"The consequences of not receiving a donation far outweighs the risk," Cohen said.

The case began in the spring when a previously healthy Arkansas man arrived at a emergency room complaining a low-grade fever and other symptoms. He died two days later of what was diagnosed as a brain hemorrhage.

After his family agreed to donate his organs, his lungs, kidneys and liver were transplanted into four recipients on May 4.

The patient who received the man's lungs at the University of Alabama-Birmingham Hospital in Birmingham, Ala., died almost immediately from complications of the surgery.

The recipients of the other organs survived their operations, only to subsequently develop puzzling symptoms and die on June 7, June 8 and June 21, officials said.

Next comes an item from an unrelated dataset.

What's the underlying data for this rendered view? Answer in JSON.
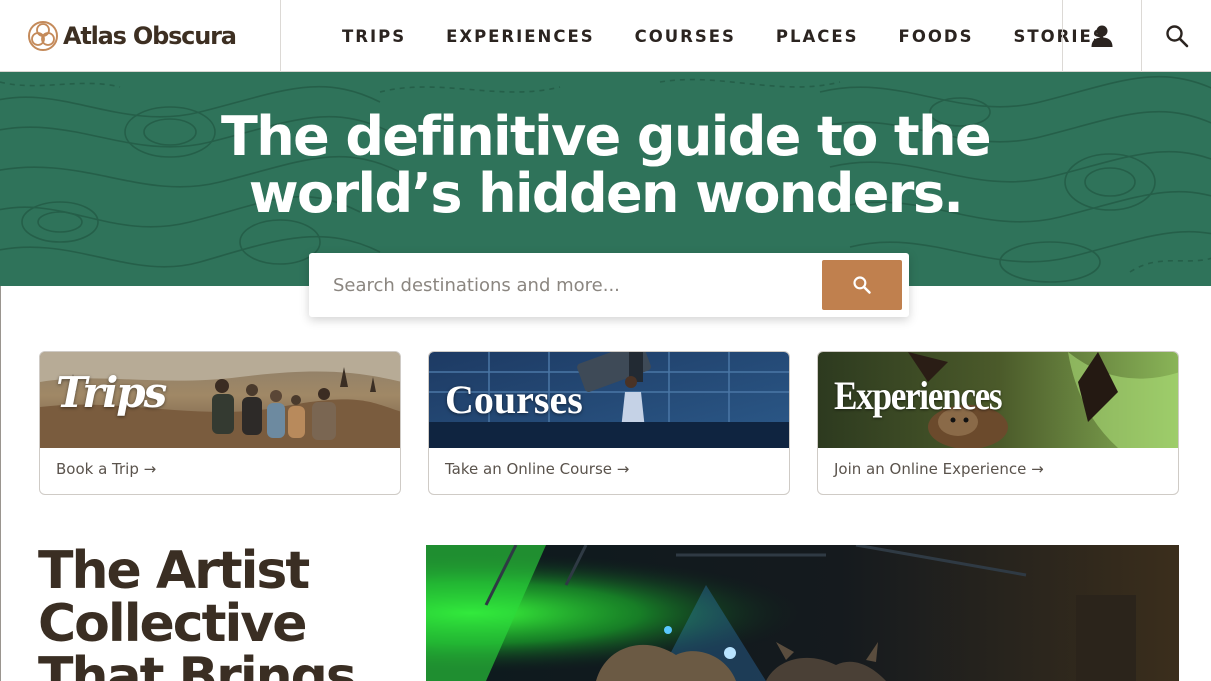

Tests confirmed Wednesday that they were infected with a rabies virus commonly found in bats, Cohen said.

None of the names or ages of the patients were released. But officials said they were working with officials in Texas, Alabama, Oklahoma and Arkansas to trace family members and hospital workers who came in contact with the patients to determine whether any had been infected. If so, they will receive shots to protect them from the disease, the officials said.

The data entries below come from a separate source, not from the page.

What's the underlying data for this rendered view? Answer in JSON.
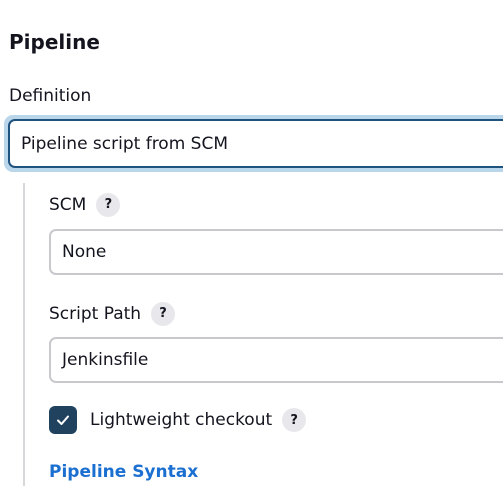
{
  "section": {
    "title": "Pipeline"
  },
  "definition": {
    "label": "Definition",
    "selected": "Pipeline script from SCM"
  },
  "scm": {
    "label": "SCM",
    "help": "?",
    "value": "None"
  },
  "script_path": {
    "label": "Script Path",
    "help": "?",
    "value": "Jenkinsfile"
  },
  "lightweight_checkout": {
    "label": "Lightweight checkout",
    "help": "?",
    "checked": true
  },
  "links": {
    "pipeline_syntax": "Pipeline Syntax"
  },
  "colors": {
    "accent": "#20527e",
    "focus_ring": "#bad6ea",
    "checkbox": "#20425f",
    "link": "#1a6fd1"
  },
  "icons": {
    "help": "question-mark-icon",
    "check": "checkmark-icon"
  }
}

CDC named the following hospitals: Baylor University Medical Center in Dallas; University of Alabama-Birmingham Hospital; Christus Saint Michael Healthcare Center in Texarkana, Texas; Wadley Regional Medical Center in Texarkana, and Good Shepherd Medical Center in Longview, Texas.

This is "very scary for all the health care workers and family members who might have come in contact with the disease and are concerned about their health," Cohen said.

Rabies is an acute, often fatal neurological disease that usually occurs when a person is bitten by an infected animal. It is rare in the U.S., with only one or two deaths usually reported each year.

Symptoms can take up to a year to develop. The disease begins with headache and fever and progresses to encephalopathy (swelling of the brain), marked by confusion, anxiety and agitation. Once symptoms begin, there is no treatment, and the disease is nearly 100 percent fatal, Coen said.

Although rabies transmission has occurred in a few previous cases through transplants of infected corneas, this is the first reported case of transmission through other transplanted tissue.